To say that Burnhope is concerned with themes of disability and religion is not to overlook his concern for the poem as poem. One poem that demonstrates and, to some extent summarizes the skills Burnhope concerns himself with is "The Serpentine Verses." Right from the title Burnhope is relying on associations the reader is likely to be making. Two of the most obvious are the serpent in the garden of Eden and D. h. Lawrence's "The Snake": twin lines of knowledge (evil) and sexuality. The use of "verses" in the title also sends out an alert. Since verse tends to be used as a pejorative term when referring to poetry, Burnhope's use of it in reference to his own work really only makes sense if he pointing our attention elsewhere. The Bible is the most likely candidate, but what about the Gnostic gospels or Rushdie's Satanic Verses? Burnhope packs a lot of possibility into just a title.

The first stanza of the poem illustrates several of Burnhope's favorite devices:

 shuffle entirely free, immortal coil

                      through the chimney shaft

                                breeze, blow briskly in

                      by the redbrick's pores

The most readily apparent is his interest in the shape of a poem. Here the serpentine form of the snake is reflecting in the undulating positions of the poems' lines. The serpent's movement is suggested further by the alliterative use of language. The b's and f's in particular wind their way through each stanza of the poem. As in poems previously discussed, Burnhope also slides in lines that resonate with the work of other poets. In this case, "shuffle entirely free, immortal coil" plays against a phrase in Hamlet's famous to be or not to be soliloquy: "what dreams may come when we have shuffled off the mortal coil." One could argue even further that Burnhope's use of monosyllabic Anglo-Saxon words and the frequent use of line patterns reminiscent of caesura are purposely employed to reach back to the poetry of the old sceops to a time when the world had a more pagan feel to it. Though "The Serpentines Verses" compresses many of the author's techniques into a single poem, these same techniques are evident throughout the book, contributing greatly to the enjoyment of reading it.

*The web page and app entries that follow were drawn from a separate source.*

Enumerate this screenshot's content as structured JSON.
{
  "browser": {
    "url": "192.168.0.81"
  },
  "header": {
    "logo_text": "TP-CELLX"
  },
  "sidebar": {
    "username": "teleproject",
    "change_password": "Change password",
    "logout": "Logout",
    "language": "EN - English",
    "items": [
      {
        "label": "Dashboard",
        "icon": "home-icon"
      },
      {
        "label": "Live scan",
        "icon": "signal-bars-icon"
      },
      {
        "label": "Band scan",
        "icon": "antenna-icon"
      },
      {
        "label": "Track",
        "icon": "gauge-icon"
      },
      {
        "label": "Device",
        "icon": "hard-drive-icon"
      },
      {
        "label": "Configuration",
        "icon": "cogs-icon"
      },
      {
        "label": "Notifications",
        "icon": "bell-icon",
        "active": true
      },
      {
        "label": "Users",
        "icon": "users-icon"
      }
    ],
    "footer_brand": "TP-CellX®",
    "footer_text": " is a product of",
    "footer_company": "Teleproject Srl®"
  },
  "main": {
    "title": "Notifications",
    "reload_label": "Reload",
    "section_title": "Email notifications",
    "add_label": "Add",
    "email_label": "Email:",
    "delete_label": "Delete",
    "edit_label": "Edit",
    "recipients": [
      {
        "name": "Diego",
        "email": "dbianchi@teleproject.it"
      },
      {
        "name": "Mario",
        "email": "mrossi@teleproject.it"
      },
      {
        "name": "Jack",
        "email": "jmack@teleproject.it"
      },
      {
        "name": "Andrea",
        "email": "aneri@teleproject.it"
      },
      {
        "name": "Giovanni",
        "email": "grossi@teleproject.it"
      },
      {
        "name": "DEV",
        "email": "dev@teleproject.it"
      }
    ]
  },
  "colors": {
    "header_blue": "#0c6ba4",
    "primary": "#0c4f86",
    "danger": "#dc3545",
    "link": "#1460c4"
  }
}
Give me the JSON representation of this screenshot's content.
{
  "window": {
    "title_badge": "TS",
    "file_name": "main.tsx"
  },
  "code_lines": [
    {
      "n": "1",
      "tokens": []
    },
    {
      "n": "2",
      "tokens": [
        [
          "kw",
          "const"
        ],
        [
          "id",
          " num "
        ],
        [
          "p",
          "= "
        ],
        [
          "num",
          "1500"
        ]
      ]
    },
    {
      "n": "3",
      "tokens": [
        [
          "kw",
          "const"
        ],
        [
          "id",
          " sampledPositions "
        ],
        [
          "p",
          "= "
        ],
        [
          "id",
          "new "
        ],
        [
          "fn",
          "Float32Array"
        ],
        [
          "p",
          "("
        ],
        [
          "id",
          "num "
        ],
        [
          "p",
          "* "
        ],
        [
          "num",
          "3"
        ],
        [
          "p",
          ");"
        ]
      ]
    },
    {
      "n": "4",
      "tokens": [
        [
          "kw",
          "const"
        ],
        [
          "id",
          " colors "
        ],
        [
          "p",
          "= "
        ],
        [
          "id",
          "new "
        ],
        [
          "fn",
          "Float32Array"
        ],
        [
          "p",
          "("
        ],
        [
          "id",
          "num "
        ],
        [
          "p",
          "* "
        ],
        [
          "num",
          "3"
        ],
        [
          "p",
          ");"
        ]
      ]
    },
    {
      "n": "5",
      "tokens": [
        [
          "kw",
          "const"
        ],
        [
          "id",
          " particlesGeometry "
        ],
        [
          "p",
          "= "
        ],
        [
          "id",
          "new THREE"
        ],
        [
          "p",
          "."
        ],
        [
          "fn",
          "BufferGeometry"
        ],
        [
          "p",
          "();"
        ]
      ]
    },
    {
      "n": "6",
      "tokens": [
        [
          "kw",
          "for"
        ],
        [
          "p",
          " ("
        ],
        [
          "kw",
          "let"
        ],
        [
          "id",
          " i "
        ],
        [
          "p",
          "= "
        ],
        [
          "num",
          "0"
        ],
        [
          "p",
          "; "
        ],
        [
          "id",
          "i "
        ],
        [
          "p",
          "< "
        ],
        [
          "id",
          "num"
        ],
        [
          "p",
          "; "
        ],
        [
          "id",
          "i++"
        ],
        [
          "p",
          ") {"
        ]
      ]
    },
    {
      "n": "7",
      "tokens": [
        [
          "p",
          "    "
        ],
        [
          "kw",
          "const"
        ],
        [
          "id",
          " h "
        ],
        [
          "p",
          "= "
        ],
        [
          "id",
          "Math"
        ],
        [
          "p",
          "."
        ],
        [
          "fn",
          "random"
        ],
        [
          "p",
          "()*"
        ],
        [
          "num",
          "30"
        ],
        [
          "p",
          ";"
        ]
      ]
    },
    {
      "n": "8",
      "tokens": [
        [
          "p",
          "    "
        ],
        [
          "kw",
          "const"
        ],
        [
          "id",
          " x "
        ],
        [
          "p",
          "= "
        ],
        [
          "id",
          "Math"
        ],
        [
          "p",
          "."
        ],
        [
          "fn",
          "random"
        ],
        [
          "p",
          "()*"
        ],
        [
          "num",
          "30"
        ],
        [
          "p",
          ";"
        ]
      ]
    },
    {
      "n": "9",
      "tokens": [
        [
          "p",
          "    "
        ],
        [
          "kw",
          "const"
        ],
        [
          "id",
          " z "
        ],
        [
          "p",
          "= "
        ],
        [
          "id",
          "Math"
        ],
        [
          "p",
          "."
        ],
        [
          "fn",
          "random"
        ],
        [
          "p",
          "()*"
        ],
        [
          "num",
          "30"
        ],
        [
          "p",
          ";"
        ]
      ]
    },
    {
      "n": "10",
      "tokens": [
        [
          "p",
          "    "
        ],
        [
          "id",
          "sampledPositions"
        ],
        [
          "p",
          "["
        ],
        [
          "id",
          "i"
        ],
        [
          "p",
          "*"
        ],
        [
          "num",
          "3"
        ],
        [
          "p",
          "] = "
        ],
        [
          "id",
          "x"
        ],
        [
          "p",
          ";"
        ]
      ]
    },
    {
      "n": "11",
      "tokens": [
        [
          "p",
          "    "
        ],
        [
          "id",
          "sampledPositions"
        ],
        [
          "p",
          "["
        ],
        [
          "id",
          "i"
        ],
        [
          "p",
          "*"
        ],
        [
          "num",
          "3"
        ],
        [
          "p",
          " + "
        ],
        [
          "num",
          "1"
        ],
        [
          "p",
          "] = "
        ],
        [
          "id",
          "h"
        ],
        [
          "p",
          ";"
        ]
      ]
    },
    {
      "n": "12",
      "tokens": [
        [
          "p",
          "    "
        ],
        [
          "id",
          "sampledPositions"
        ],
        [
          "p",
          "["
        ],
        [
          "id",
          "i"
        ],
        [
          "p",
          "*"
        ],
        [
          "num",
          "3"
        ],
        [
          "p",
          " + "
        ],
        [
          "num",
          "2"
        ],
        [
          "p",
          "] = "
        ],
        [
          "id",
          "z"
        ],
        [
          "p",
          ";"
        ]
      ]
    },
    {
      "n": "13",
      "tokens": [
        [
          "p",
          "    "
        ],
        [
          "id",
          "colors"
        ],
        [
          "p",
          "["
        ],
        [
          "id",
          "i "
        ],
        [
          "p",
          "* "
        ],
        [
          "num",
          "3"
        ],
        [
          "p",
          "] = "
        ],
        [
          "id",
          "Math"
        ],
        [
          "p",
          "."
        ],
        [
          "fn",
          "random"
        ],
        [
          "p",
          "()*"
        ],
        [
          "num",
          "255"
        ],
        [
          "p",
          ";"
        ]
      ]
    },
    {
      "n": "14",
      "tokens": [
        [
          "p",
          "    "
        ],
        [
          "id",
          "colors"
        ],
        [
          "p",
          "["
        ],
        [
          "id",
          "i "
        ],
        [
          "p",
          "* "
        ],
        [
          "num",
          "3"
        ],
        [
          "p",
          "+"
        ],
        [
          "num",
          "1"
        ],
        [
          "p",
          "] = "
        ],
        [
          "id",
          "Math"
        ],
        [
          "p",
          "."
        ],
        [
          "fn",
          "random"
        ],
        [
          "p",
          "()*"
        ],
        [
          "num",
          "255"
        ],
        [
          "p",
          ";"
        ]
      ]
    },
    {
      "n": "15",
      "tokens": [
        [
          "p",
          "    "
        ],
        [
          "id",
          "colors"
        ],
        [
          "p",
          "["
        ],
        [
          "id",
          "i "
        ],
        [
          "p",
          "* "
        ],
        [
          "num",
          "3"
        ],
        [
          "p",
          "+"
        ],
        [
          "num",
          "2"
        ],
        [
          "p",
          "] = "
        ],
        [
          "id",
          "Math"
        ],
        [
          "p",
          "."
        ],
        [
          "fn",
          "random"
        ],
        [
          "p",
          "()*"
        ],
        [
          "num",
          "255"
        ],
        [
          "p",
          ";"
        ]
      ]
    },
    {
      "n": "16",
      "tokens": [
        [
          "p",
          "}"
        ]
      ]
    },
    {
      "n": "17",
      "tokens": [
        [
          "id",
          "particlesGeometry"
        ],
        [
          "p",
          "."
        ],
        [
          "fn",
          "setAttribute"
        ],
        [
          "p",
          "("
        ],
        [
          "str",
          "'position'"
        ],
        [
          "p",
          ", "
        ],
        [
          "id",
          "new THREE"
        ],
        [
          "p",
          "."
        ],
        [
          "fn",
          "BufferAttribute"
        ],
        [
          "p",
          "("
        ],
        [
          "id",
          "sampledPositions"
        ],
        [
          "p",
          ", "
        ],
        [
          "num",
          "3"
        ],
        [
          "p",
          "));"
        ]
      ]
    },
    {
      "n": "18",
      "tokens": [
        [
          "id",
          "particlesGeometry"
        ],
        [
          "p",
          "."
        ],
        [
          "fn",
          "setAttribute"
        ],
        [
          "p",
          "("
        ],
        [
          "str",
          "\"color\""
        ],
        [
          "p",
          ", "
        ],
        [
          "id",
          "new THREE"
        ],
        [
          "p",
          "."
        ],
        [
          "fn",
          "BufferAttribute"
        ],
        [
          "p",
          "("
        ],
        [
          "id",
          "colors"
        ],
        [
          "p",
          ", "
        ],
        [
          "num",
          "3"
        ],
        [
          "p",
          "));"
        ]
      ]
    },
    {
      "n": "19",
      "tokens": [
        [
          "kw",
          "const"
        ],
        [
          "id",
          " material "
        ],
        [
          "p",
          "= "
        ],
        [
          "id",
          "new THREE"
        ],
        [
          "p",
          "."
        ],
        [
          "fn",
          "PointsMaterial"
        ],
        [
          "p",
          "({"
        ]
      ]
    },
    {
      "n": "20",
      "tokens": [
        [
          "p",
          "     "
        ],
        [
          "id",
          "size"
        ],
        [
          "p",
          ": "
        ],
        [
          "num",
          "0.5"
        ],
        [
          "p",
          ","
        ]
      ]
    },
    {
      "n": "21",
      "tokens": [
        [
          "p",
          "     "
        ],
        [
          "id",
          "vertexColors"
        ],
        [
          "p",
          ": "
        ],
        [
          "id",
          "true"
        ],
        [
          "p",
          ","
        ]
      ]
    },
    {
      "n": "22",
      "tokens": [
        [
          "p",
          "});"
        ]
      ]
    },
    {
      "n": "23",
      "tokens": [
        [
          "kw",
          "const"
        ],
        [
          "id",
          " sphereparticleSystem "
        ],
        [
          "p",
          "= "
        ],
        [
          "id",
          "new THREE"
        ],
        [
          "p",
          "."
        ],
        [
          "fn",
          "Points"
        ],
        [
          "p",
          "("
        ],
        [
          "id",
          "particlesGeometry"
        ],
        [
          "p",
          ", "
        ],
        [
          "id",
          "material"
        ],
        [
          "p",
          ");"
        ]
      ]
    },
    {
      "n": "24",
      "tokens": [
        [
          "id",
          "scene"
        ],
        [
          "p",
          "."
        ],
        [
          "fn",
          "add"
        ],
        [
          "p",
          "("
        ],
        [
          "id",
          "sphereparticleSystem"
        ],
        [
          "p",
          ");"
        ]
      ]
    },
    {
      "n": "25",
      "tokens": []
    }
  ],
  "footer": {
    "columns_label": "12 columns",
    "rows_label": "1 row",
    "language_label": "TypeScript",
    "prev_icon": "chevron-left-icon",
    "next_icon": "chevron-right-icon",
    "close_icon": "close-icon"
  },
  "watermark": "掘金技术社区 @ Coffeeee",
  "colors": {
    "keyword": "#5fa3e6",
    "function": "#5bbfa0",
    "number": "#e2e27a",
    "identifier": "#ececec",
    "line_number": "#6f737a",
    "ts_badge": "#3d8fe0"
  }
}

The Snowboy is Mark Burnhope's first collection of poetry, and it is an impressive debut indeed. The poems frequently have a contemporary, experimental feel, yet in both subtle and overt ways link themselves to the poets and poetry of the past. Because of this they appeal both to readers without any particular literary background and those who look for the nuances provided by the spectrum of literary associations the poems provide. Perhaps even more important for the reader of disability literature, The Snowboy provides a self-assured poetic voice. While not a manifesto by any standards, it advocates for a greater examination of the role disability plays in society, religion and literature.